> RECORDS FOR THE EXERCISE
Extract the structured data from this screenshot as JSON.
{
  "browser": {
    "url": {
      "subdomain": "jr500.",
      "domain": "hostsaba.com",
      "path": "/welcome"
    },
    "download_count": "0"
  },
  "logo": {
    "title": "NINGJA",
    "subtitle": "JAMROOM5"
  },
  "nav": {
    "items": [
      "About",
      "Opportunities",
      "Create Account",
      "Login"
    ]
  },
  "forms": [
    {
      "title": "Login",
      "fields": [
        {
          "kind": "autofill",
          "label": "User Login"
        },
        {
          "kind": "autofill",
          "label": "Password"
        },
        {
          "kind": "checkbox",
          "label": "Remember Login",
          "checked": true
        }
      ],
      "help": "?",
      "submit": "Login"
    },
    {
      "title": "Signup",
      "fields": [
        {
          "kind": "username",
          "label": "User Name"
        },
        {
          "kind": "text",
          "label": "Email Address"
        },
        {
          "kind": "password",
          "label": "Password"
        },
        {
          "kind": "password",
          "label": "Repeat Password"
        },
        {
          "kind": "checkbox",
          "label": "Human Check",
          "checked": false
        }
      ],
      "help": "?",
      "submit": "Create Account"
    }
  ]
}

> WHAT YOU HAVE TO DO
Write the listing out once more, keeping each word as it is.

> SOLVED EXERCISE
Extract the structured data from this screenshot as JSON.
{
  "browser": {
    "url": {
      "subdomain": "jr500.",
      "domain": "hostsaba.com",
      "path": "/welcome"
    },
    "download_count": "0"
  },
  "logo": {
    "title": "NINGJA",
    "subtitle": "JAMROOM5"
  },
  "nav": {
    "items": [
      "About",
      "Opportunities",
      "Create Account",
      "Login"
    ]
  },
  "forms": [
    {
      "title": "Login",
      "fields": [
        {
          "kind": "autofill",
          "label": "User Login"
        },
        {
          "kind": "autofill",
          "label": "Password"
        },
        {
          "kind": "checkbox",
          "label": "Remember Login",
          "checked": true
        }
      ],
      "help": "?",
      "submit": "Login"
    },
    {
      "title": "Signup",
      "fields": [
        {
          "kind": "username",
          "label": "User Name"
        },
        {
          "kind": "text",
          "label": "Email Address"
        },
        {
          "kind": "password",
          "label": "Password"
        },
        {
          "kind": "password",
          "label": "Repeat Password"
        },
        {
          "kind": "checkbox",
          "label": "Human Check",
          "checked": false
        }
      ],
      "help": "?",
      "submit": "Create Account"
    }
  ]
}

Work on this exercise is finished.